- Associated Press - Friday, September 4, 2015

PONTIAC, Mich. (AP) - The Wessen Tennis Club, like the land of Oz, is awash in emerald green. With 24 grass courts, meticulously groomed and framed by plantings of white petunias, a glittering Olympic pool and elegantly casual clubhouse, the place is also a fantasy land, plunked improbably a few blocks from downtown Pontiac.

Three years ago, the 10-acre site was the glass-and-trash strewn, forsaken Hayes Jones Community Center, named for an Olympic sprinter and slated for demolition. Even so, Pontiac residents didn’t initially welcome a bid to turn abandoned city-owned land into a private club. But William E. Massie, Cranbrook’s architect in residence, would not shake the vision in his head, according to The Detroit News ( https://bit.ly/1Q8l3cD ).

He’d already built a trial grass court near his Pontiac office, keeping his dream so secret even his wife Amy didn’t know something was up. But this week, as 300 tennis players and spectators arrive from around the country for a United States Tennis Association seniors tournament through Monday, the secret is an acknowledged accomplishment - a breakthrough for Pontiac, for tennis players who couldn’t find grass courts, and something more. It’s also an experiment in bridging the gap between an elite, private oasis and the community surrounding it.

“Who would have thought this could be in Pontiac?” says Joseph Sobota, the Pontiac city administrator, who says the club has raised property values and enhanced the neighborhood.

But Pontiac is surrounded by affluent communities, including Bloomfield Hills to the immediate south and Rochester to the east. Massie believed the location - and his vision - would ultimately triumph. He sank his own money into the project (“It was very risky,” he admits), taking the advice of a developer friend to buy as much surrounding property as he could - all of which he hopes to develop.

Amy Massie says she has learned to accept her husband’s creative visions. “We’ve survived this one, barely,” she laughs. “He’s always been this way.”
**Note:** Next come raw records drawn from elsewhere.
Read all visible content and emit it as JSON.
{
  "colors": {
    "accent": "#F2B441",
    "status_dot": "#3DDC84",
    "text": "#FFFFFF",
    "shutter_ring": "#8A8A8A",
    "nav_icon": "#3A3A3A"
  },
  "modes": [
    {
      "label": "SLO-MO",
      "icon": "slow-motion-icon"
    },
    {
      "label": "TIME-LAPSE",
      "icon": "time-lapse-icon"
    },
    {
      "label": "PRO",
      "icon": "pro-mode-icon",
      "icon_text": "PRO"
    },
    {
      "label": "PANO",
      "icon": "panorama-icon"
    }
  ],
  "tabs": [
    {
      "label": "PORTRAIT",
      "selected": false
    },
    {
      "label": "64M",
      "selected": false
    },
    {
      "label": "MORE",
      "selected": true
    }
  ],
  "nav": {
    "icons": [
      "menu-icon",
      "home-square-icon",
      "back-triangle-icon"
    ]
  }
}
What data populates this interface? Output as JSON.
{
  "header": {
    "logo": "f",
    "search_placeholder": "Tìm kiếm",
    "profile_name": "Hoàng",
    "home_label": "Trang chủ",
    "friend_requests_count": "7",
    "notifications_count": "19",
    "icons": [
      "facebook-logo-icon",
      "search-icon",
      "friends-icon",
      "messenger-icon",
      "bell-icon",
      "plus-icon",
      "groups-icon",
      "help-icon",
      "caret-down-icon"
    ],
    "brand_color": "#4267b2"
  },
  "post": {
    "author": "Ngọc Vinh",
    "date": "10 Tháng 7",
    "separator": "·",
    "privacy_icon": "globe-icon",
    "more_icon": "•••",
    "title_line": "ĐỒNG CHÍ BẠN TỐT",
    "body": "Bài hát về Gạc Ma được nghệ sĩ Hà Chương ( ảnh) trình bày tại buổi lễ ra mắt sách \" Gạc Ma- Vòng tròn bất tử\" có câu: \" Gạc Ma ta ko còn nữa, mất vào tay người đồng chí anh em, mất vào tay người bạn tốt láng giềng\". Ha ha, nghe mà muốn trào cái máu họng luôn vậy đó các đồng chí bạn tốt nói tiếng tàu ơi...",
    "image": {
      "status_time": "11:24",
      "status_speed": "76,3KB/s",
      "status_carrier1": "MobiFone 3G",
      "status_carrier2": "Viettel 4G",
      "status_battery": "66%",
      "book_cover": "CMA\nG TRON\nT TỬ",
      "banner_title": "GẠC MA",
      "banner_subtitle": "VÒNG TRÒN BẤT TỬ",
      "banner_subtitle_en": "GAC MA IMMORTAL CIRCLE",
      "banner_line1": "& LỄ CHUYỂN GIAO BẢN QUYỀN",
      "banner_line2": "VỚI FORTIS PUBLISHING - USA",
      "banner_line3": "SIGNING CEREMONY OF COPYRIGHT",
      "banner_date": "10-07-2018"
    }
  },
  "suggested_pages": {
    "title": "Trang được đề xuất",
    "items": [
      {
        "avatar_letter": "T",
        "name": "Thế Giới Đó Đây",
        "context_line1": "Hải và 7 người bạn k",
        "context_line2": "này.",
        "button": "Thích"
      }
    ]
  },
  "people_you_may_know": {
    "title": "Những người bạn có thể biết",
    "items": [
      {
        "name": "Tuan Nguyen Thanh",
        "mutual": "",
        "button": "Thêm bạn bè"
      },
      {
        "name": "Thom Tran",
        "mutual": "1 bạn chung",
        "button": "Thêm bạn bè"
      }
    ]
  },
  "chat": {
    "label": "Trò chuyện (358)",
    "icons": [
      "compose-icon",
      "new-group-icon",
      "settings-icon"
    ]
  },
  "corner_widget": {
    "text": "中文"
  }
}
In 2012, as the city prepared to spend $75,000 to raze the building, Massie saw a way to use blighted land and benefit the surrounding residential neighborhood. As a tennis player, he saw a way to create an oasis for tennis and socializing.

“I saw this beautiful, 1919 building, about to be torn down, smack dab in the middle of a residential area.” He imagined an unstuffy club, one without founders’ portraits on the walls or cream on chicken, and that reached out to the community. Private, yes, “but permeable,” and creating a verdant, manicured landscape to replace blight.

He got to work, planting grass, building some of the club features, even climbing on the clubhouse roof to reorganize and replace the original terra cotta tiles. The old building, with its brick exterior, was opened up to reveal iron trusses, and redesigned with sliding doors that open to a large deck, creating a breezy, summer porch feeling inside and out, with views of the grass courts.

“Many residents first had an adversarial view,” of the plan to create a private club there, says Ahmad Taylor, executive director of the Pontiac Housing Commission. But nobody else had “that vision, or any vision, for that area. Now you can’t think of anything else being there.”

That’s partly because Massie reached out to the community, launching a tennis camp for 16 local children this summer, outfitting them with shoes, clothing and lessons from tennis pros for three weeks.

“It’s an awesome opportunity for kids in Pontiac to get involved in a sport other than basketball or football,” says Taylor. “He knows there’s talent here. Next year we hope to have as many as 30 kids.”

Massie, who constructed his trial grass court while his wife was out of town, did much of the work for himself. A native of the Grand Rapids area, he was trained as an architect in New York, winning awards for daring, contemporary designs, before returning to Michigan to serve as architect-in-residence and eventually head the architecture degree program at the Cranbrook Academy of Art.

Wessen Lawn Tennis Club opened officially last summer. Only 18 of its $5,000 founder memberships are available, and its reputation within the tennis world is growing, as players discover the first lawn tennis club developed in a century.

“These look to me like the best grass courts in the country,” says Ken Thomas, who traveled here from Palm Desert to play in the tournament and broadcast it on radiotennis.com, his satellite network. “Just to build a tennis club here is an amazing call.”


Information from: The Detroit News, https://detnews.com/

Sign up for Daily Newsletters

Manage Newsletters

Copyright © 2020 The Washington Times, LLC.

Please read our comment policy before commenting.


Click to Read More and View Comments

Click to Hide